03 May 2007

Why Should Wolfe Work?

Back on April 21, I wrote about Tom Wolfe’s article in the premier issue of Portfolio magazine. Chiefly, as you may remember, my point was simply that it was cool that Wolfe had turned his attention to hedge funds. That fact gives added importance to those of us who toil in those journalistic vineyards on a daily basis.

I didn’t presume to judge the literary merit of Wolfe’s story, though, until the final lines of my blog entry for that day, when I wrote (in one of the irresponsible examples of opinionating that make blogging fun), “Frankly, it stinks.”

Today, let’s look at the story and try to provide some basis for that judgment, shall we? Here, again, is the URL. http://www.portfolio.com/executives/features/2007/04/16/The-Pirate-Pose

But I’ll make three specific points. First, there’s the lame opening. Wolfe wants to describe for us a hedge fund manager banging on his landlady’s door in a manner that terrifies her, persuades her that a fire or a break-in is underway. The idea is to show that hedgers are unmannered to the point of barbarism. How does Wolfe do this? Here is the opening.

“Not bam, bam, bam, bam, bam, bam, but bama bampa barama bam bammity bam bam bammity barampa FIRE! was the first thing she thought of because nobody ever banged on your apartment door in a building like this nobody would be so impolite as to even rap on your door with his knuckles unannounced in a building like this much less bang on it with both fists for this was not one fist pounding on the door but both fists bama barampa bam bam bammity barampa bam bam—”

Now, does that work as onomatopoeia? Does anyone, hearing someone else banging on a door, however frantically, actually hear “bama bampa barama”? I doubt it. It sounds to me more like a line from an old doo-wop song. “Who put the rama in the bampa barama?”

One enviably snarky blogger has suggested that Wolfe must have been getting paid by the word. “Let’s put in another bam. That’ll count as a word, won’t it?”

Second, the whole point of the scene that follows, the conversation between (unnamed) landlady and (unnamed) hedge fund manager client, seems to be the re-enactment of a hoary cliché. She is old money, with cultivation. He is new money, with pretension.

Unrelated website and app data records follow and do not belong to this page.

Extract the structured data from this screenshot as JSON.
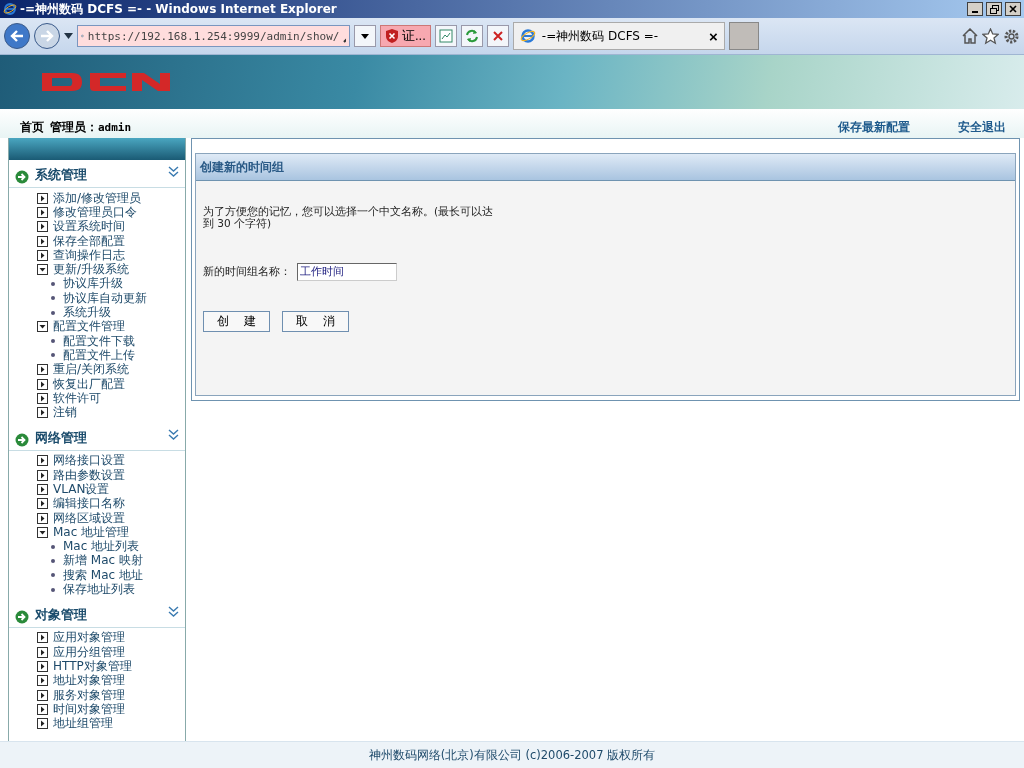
{
  "window": {
    "title": "-=神州数码 DCFS =- - Windows Internet Explorer"
  },
  "browser": {
    "url": "https://192.168.1.254:9999/admin/show/",
    "cert_label": "证...",
    "tab_title": "-=神州数码 DCFS =-",
    "tab_close": "×"
  },
  "header": {
    "home": "首页",
    "admin_label": "管理员：",
    "admin_name": "admin",
    "links": [
      "保存最新配置",
      "安全退出"
    ]
  },
  "sidebar": {
    "sections": [
      {
        "title": "系统管理",
        "items": [
          {
            "label": "添加/修改管理员",
            "expanded": false
          },
          {
            "label": "修改管理员口令",
            "expanded": false
          },
          {
            "label": "设置系统时间",
            "expanded": false
          },
          {
            "label": "保存全部配置",
            "expanded": false
          },
          {
            "label": "查询操作日志",
            "expanded": false
          },
          {
            "label": "更新/升级系统",
            "expanded": true,
            "children": [
              {
                "label": "协议库升级"
              },
              {
                "label": "协议库自动更新"
              },
              {
                "label": "系统升级"
              }
            ]
          },
          {
            "label": "配置文件管理",
            "expanded": true,
            "children": [
              {
                "label": "配置文件下载"
              },
              {
                "label": "配置文件上传"
              }
            ]
          },
          {
            "label": "重启/关闭系统",
            "expanded": false
          },
          {
            "label": "恢复出厂配置",
            "expanded": false
          },
          {
            "label": "软件许可",
            "expanded": false
          },
          {
            "label": "注销",
            "expanded": false
          }
        ]
      },
      {
        "title": "网络管理",
        "items": [
          {
            "label": "网络接口设置",
            "expanded": false
          },
          {
            "label": "路由参数设置",
            "expanded": false
          },
          {
            "label": "VLAN设置",
            "expanded": false
          },
          {
            "label": "编辑接口名称",
            "expanded": false
          },
          {
            "label": "网络区域设置",
            "expanded": false
          },
          {
            "label": "Mac 地址管理",
            "expanded": true,
            "children": [
              {
                "label": "Mac 地址列表"
              },
              {
                "label": "新增 Mac 映射"
              },
              {
                "label": "搜索 Mac 地址"
              },
              {
                "label": "保存地址列表"
              }
            ]
          }
        ]
      },
      {
        "title": "对象管理",
        "items": [
          {
            "label": "应用对象管理",
            "expanded": false
          },
          {
            "label": "应用分组管理",
            "expanded": false
          },
          {
            "label": "HTTP对象管理",
            "expanded": false
          },
          {
            "label": "地址对象管理",
            "expanded": false
          },
          {
            "label": "服务对象管理",
            "expanded": false
          },
          {
            "label": "时间对象管理",
            "expanded": false
          },
          {
            "label": "地址组管理",
            "expanded": false
          }
        ]
      }
    ]
  },
  "form": {
    "title": "创建新的时间组",
    "description": "为了方便您的记忆，您可以选择一个中文名称。(最长可以达到 30 个字符)",
    "field_label": "新的时间组名称：",
    "field_value": "工作时间",
    "buttons": [
      "创 建",
      "取 消"
    ]
  },
  "footer": "神州数码网络(北京)有限公司 (c)2006-2007 版权所有"
}
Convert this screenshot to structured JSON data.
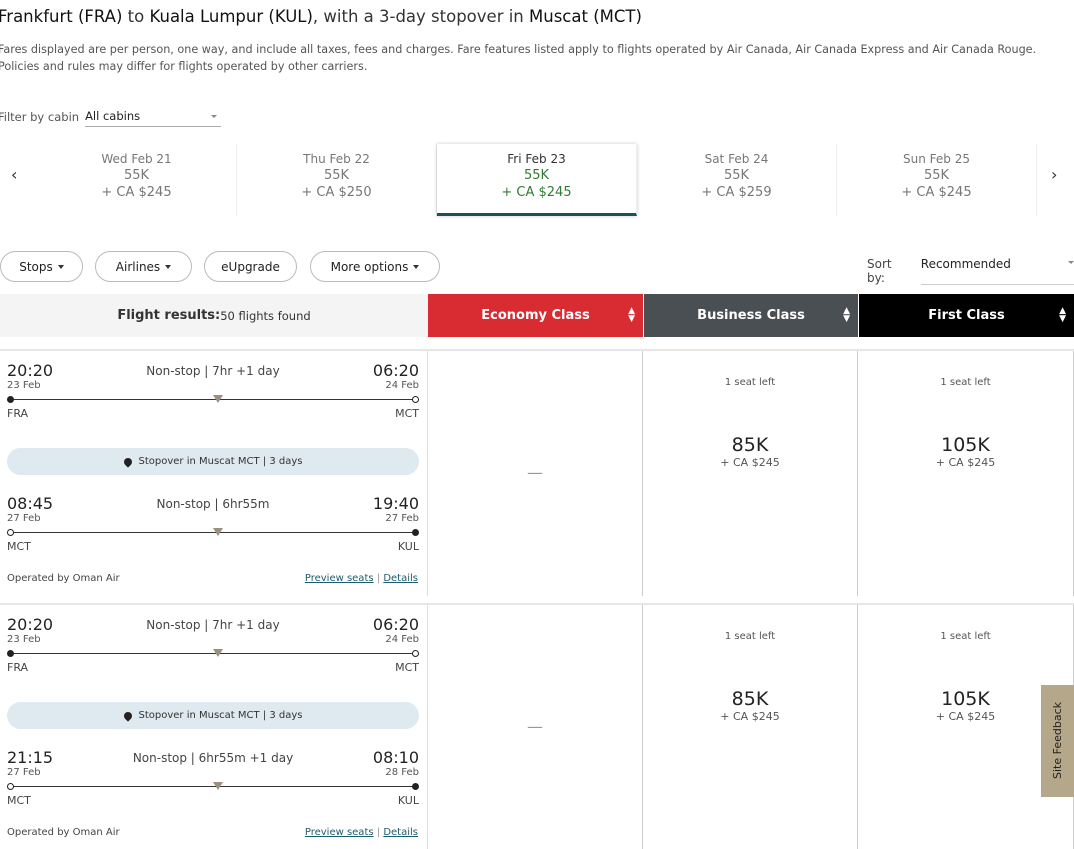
{
  "title": {
    "from": "Frankfurt (FRA)",
    "to_word": " to ",
    "to": "Kuala Lumpur (KUL)",
    "mid": ", with a 3-day stopover in ",
    "stop": "Muscat (MCT)"
  },
  "disclaimer": "Fares displayed are per person, one way, and include all taxes, fees and charges. Fare features listed apply to flights operated by Air Canada, Air Canada Express and Air Canada Rouge. Policies and rules may differ for flights operated by other carriers.",
  "filter": {
    "label": "Filter by cabin",
    "value": "All cabins"
  },
  "dates": [
    {
      "day": "Wed Feb 21",
      "points": "55K",
      "cash": "+ CA $245"
    },
    {
      "day": "Thu Feb 22",
      "points": "55K",
      "cash": "+ CA $250"
    },
    {
      "day": "Fri Feb 23",
      "points": "55K",
      "cash": "+ CA $245",
      "selected": true
    },
    {
      "day": "Sat Feb 24",
      "points": "55K",
      "cash": "+ CA $259"
    },
    {
      "day": "Sun Feb 25",
      "points": "55K",
      "cash": "+ CA $245"
    }
  ],
  "pills": {
    "stops": "Stops",
    "airlines": "Airlines",
    "eupgrade": "eUpgrade",
    "more": "More options"
  },
  "sort": {
    "label": "Sort by:",
    "value": "Recommended"
  },
  "results": {
    "label": "Flight results:",
    "count": "50 flights found"
  },
  "cabins": {
    "economy": "Economy Class",
    "business": "Business Class",
    "first": "First Class",
    "colors": {
      "economy": "#d82c32",
      "business": "#4a4f54",
      "first": "#000000"
    }
  },
  "flights": [
    {
      "seg1": {
        "dep": "20:20",
        "dep_date": "23 Feb",
        "info": "Non-stop | 7hr +1 day",
        "arr": "06:20",
        "arr_date": "24 Feb",
        "from": "FRA",
        "to": "MCT"
      },
      "stopover": "Stopover in Muscat MCT | 3 days",
      "seg2": {
        "dep": "08:45",
        "dep_date": "27 Feb",
        "info": "Non-stop | 6hr55m",
        "arr": "19:40",
        "arr_date": "27 Feb",
        "from": "MCT",
        "to": "KUL"
      },
      "operator": "Operated by Oman Air",
      "preview": "Preview seats",
      "details": "Details",
      "economy": "—",
      "business": {
        "seats": "1 seat left",
        "points": "85K",
        "cash": "+ CA $245"
      },
      "first": {
        "seats": "1 seat left",
        "points": "105K",
        "cash": "+ CA $245"
      }
    },
    {
      "seg1": {
        "dep": "20:20",
        "dep_date": "23 Feb",
        "info": "Non-stop | 7hr +1 day",
        "arr": "06:20",
        "arr_date": "24 Feb",
        "from": "FRA",
        "to": "MCT"
      },
      "stopover": "Stopover in Muscat MCT | 3 days",
      "seg2": {
        "dep": "21:15",
        "dep_date": "27 Feb",
        "info": "Non-stop | 6hr55m +1 day",
        "arr": "08:10",
        "arr_date": "28 Feb",
        "from": "MCT",
        "to": "KUL"
      },
      "operator": "Operated by Oman Air",
      "preview": "Preview seats",
      "details": "Details",
      "economy": "—",
      "business": {
        "seats": "1 seat left",
        "points": "85K",
        "cash": "+ CA $245"
      },
      "first": {
        "seats": "1 seat left",
        "points": "105K",
        "cash": "+ CA $245"
      }
    }
  ],
  "feedback": "Site Feedback"
}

He asks if her vase is Tiffany. She replies that it isn’t, and thinks to herself, “it was older and considerably more precious than a Tiffany, but she hadn’t the faintest desire to prolong the conversation with any discussion of the higher ceramics.” The sort of literary effect for which he’s reaching here is older and considerably more fragile than a Tiffany.

All that bama bampa has led us only there??

Third, there’s the “gee whiz, what big houses” stuff. The guy banging on the door is a renter, of course. He may be living in very nice apartment, in Manhattan yet. But he’s still living in an apartment. He doesn’t really suit Wolfe’s theme of wretched excess, so soon enough we forget about him and we’re talking about the manicured lawns of Greenwich, Connecticut.

Or, rather, we’re calling them, “manicured-bucolic wildernessless-woodsy rolling hills and arboreal dells, all ornamented by mansions and irrigated by cash flow.”

I don’t think we can really blame the hedge fund industry for the fact that Greenwich isn’t a wilderness anymore. It hasn’t really been wilderness since a Dutch colony lay next door.

The whole thing is just lazy. Poorly researched (he’s Tom Wolfe – he doesn’t have to work to sell his writings anymore – so why do any real research) and stylistically a pathetic self-parody. Enough!

Knowledge is warranted belief -- it is the body of belief that we build up because, while living in this world, we've developed good reasons for believing it. What we know, then, is what works -- and it is, necessarily, what has worked for us, each of us individually, as a first approximation. For my other blog, on the struggles for control in the corporate suites, see www.proxypartisans.blogspot.com.